All books in this flagship series contain carefully selected substantial extracts from key cases, legislation, and academic debate, providing able students with a stand-alone resource. This chapter refers to informal arrangements relating to land and related transactions that fail to comply with statutory formality requirements. Through a number of equitable mechanisms, these transactions may be rendered effective. It must be noted that trusts of land are only enforceable when they are evidenced by signed writing and meet certain formality requirements relating to the disposition of land. Verbal contracts for the sale of land are, therefore, considered void. Equity may have a role to play in rendering a transaction effective where parties have entered into informal arrangements relating to property, and this has been recognized explicitly by statute. Trusts of land and contracts for the sale of land play a significant role in validating informal arrangements relating to property, as does the doctrine of proprietary estoppel.
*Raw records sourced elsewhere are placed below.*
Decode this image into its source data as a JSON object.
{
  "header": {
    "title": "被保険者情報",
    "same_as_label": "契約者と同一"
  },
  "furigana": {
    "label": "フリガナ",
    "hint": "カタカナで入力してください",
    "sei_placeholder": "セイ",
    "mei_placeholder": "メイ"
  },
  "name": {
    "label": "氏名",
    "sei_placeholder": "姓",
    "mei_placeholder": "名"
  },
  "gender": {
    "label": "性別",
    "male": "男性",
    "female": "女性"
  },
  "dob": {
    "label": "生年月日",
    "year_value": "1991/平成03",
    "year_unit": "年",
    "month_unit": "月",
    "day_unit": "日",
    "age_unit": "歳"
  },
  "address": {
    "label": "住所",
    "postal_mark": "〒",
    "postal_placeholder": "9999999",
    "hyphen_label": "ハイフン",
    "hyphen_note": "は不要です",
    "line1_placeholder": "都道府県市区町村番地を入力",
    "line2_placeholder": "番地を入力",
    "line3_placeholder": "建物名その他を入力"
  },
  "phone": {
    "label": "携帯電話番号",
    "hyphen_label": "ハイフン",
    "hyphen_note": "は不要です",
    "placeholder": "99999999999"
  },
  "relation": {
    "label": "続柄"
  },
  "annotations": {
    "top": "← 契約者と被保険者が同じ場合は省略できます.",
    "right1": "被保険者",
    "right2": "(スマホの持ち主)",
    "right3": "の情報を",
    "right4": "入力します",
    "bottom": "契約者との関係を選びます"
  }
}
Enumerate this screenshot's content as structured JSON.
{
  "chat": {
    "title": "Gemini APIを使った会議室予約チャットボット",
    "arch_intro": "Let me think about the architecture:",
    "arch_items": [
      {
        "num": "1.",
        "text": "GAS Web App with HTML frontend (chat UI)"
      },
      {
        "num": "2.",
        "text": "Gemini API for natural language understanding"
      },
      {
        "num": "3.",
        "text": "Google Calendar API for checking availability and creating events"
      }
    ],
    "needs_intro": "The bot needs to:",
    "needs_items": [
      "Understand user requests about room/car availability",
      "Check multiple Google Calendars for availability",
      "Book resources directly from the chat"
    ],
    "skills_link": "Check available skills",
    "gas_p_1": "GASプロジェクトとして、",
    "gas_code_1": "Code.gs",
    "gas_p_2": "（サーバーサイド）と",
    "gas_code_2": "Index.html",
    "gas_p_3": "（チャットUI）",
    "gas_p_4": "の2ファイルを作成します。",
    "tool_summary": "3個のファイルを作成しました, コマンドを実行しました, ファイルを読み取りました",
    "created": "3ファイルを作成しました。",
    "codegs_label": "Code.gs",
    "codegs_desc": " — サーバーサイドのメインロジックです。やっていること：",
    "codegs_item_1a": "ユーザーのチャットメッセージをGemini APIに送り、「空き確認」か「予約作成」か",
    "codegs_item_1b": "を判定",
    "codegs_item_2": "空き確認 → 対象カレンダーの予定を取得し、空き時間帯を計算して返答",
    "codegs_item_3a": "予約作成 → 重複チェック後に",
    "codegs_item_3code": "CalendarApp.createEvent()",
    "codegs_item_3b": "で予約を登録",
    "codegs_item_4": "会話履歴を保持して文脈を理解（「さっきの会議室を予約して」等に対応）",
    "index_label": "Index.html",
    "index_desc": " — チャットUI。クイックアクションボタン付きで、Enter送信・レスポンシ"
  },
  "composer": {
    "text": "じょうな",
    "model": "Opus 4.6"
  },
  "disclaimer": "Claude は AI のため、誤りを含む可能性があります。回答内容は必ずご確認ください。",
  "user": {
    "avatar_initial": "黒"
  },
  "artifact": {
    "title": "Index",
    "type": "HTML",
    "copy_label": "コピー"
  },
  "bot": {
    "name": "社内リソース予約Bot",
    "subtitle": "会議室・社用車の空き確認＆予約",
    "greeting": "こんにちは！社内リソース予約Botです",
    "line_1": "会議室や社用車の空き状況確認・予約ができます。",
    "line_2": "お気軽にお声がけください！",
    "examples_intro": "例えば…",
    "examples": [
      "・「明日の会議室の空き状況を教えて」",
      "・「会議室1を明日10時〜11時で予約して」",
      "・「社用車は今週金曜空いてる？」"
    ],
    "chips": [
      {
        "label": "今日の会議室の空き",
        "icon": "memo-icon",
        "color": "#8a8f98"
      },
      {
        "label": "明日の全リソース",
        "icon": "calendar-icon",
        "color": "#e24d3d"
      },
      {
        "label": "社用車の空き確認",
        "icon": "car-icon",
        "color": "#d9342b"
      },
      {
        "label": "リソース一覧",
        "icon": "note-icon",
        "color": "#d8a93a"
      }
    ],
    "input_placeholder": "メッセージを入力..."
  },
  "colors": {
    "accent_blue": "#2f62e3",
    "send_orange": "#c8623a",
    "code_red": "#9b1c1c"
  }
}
Chapter

Robert Merkin and Séverine Saintier

Poole’s Casebook on Contract Law provides a comprehensive selection of case law that addresses all aspects of the subject encountered on undergraduate courses. A contract may be deemed illegal or void on grounds of public policy. This chapter examines the illegality of contracts under English law, contracts prohibited by statute (express prohibition), and contracts that are illegal in their performance. It considers contracts that are void on grounds of public policy, focusing on contracts in restraint of trade, covenants between employer and employee, exclusive dealing agreements, exclusive service agreements, and severance of the objectionable parts of covenants. The chapter also discusses the recovery of money or property transferred under an illegal contract, along with the UK Law Commission’s proposed reform of the law governing illegal contracts and the Supreme Court decision of Patel v Mirza over controversy concerning the nature of illegality, the basis for intervention in illegal contracts, and the ability to recover under an illegal contract.

Chapter

Robert Merkin and Séverine Saintier

The Casebook series provides a comprehensive selection of case law that addresses all aspects of the subject encountered on undergraduate courses. A contract may be deemed illegal or void on grounds of public policy. This chapter examines the illegality of contracts under English law, contracts prohibited by statute (express prohibition), and contracts that are illegal in their performance. It considers contracts that are void on grounds of public policy, focusing on contracts in restraint of trade, covenants between employer and employee, exclusive dealing agreements, exclusive service agreements, and severance of the objectionable parts of covenants. The chapter also discusses the recovery of money or property transferred under an illegal contract, along with the UK Law Commission’s proposed reform of the law governing illegal contracts and the supreme court decision of Patel v Mirza over controversy concerning the nature of illegality, the basis for intervention in illegal contracts and the ability to recover under an illegal contract.

Chapter

This chapter provides an overview of the characteristics of the contemporary administrative state. It sketches out the essential features of state institutions mainly created under the prerogative power or statute. This includes central government, the National Health Service, local government, the police, and non-departmental public bodies. The chapter is also concerned with explaining the character of the modern administrative state as a ‘contracting state’ which relies increasingly on contractual relationships between government and independent and private service providers. In the light of widespread privatisation, the modern administrative state is discussed finally as a regulatory state.